MMWR Morb Mortal Wkly Rep. 2004 Nov 12;53(44):1038-41.


Secondhand smoke (SHS) contains more than 50 carcinogens. SHS exposure is responsible for an estimated 3,000 lung cancer deaths and more than 35,000 coronary heart disease deaths among never smokers in the United States each year, and for lower respiratory infections, asthma, sudden infant death syndrome, and chronic ear infections among children. Even short-term exposures to SHS, such as those that might be experienced by a patron in a restaurant or bar that allows smoking, can increase the risk of experiencing an acute cardiovascular event.
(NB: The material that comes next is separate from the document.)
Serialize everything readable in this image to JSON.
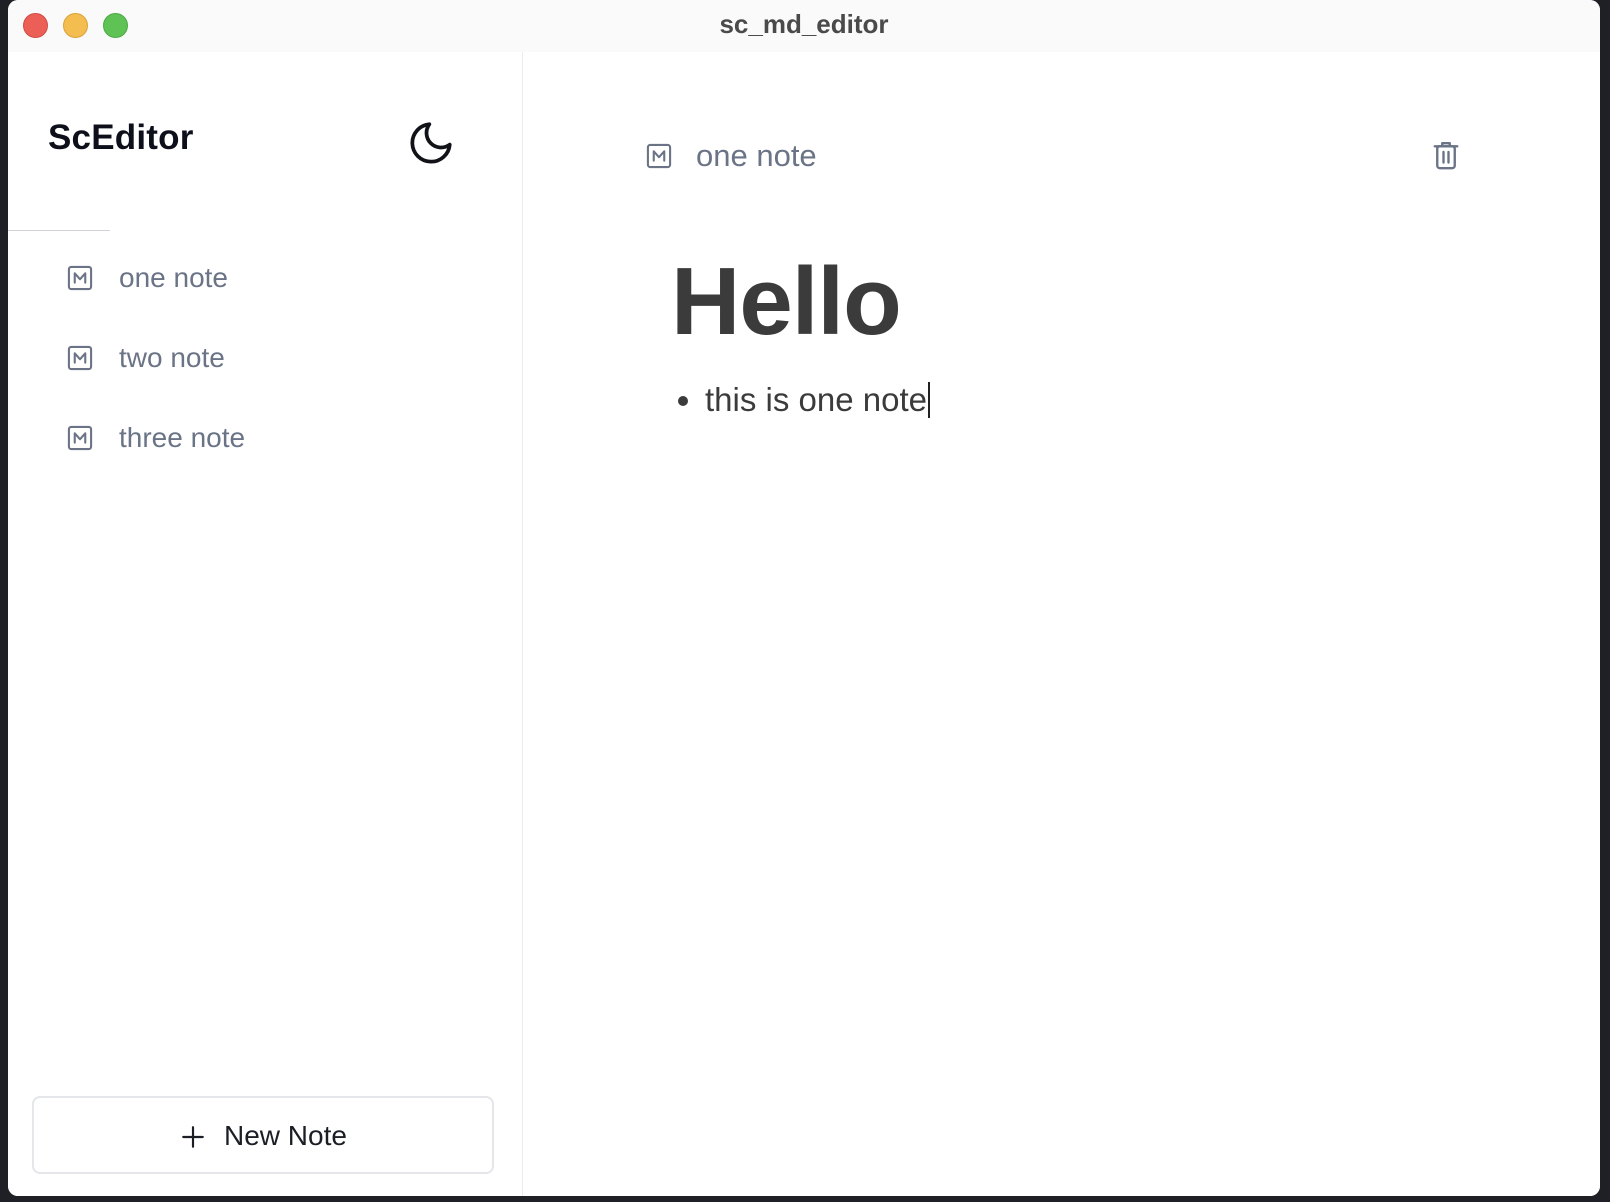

Although population-based data indicate declining SHS exposure in the United States over time, SHS exposure remains a common but preventable public health hazard. Policies requiring smoke-free environments are the most effective method of reducing SHS exposure. Effective July 24, 2003, New York implemented a comprehensive state law requiring almost all indoor workplaces and public places (e.g., restaurants, bars, and other hospitality venues) to be smoke-free. This report describes an assessment of changes in indoor air quality that occurred in 20 hospitality venues in western New York where smoking or indirect SHS exposure from an adjoining room was observed at baseline. The findings indicate that, on average, levels of respirable suspended particles (RSPs), an accepted marker for SHS levels, decreased 84% in these venues after the law took effect. Comprehensive clean indoor air policies can rapidly and effectively reduce SHS exposure in hospitality venues.

MeSH terms

  • Air Pollution, Indoor* / analysis
  • Air Pollution, Indoor* / legislation & jurisprudence
  • Humans
  • New York
  • Public Health / legislation & jurisprudence
  • Restaurants* / legislation & jurisprudence
  • Smoking / legislation & jurisprudence
  • Tobacco Smoke Pollution* / analysis
  • Tobacco Smoke Pollution* / legislation & jurisprudence
  • United States


  • Tobacco Smoke Pollution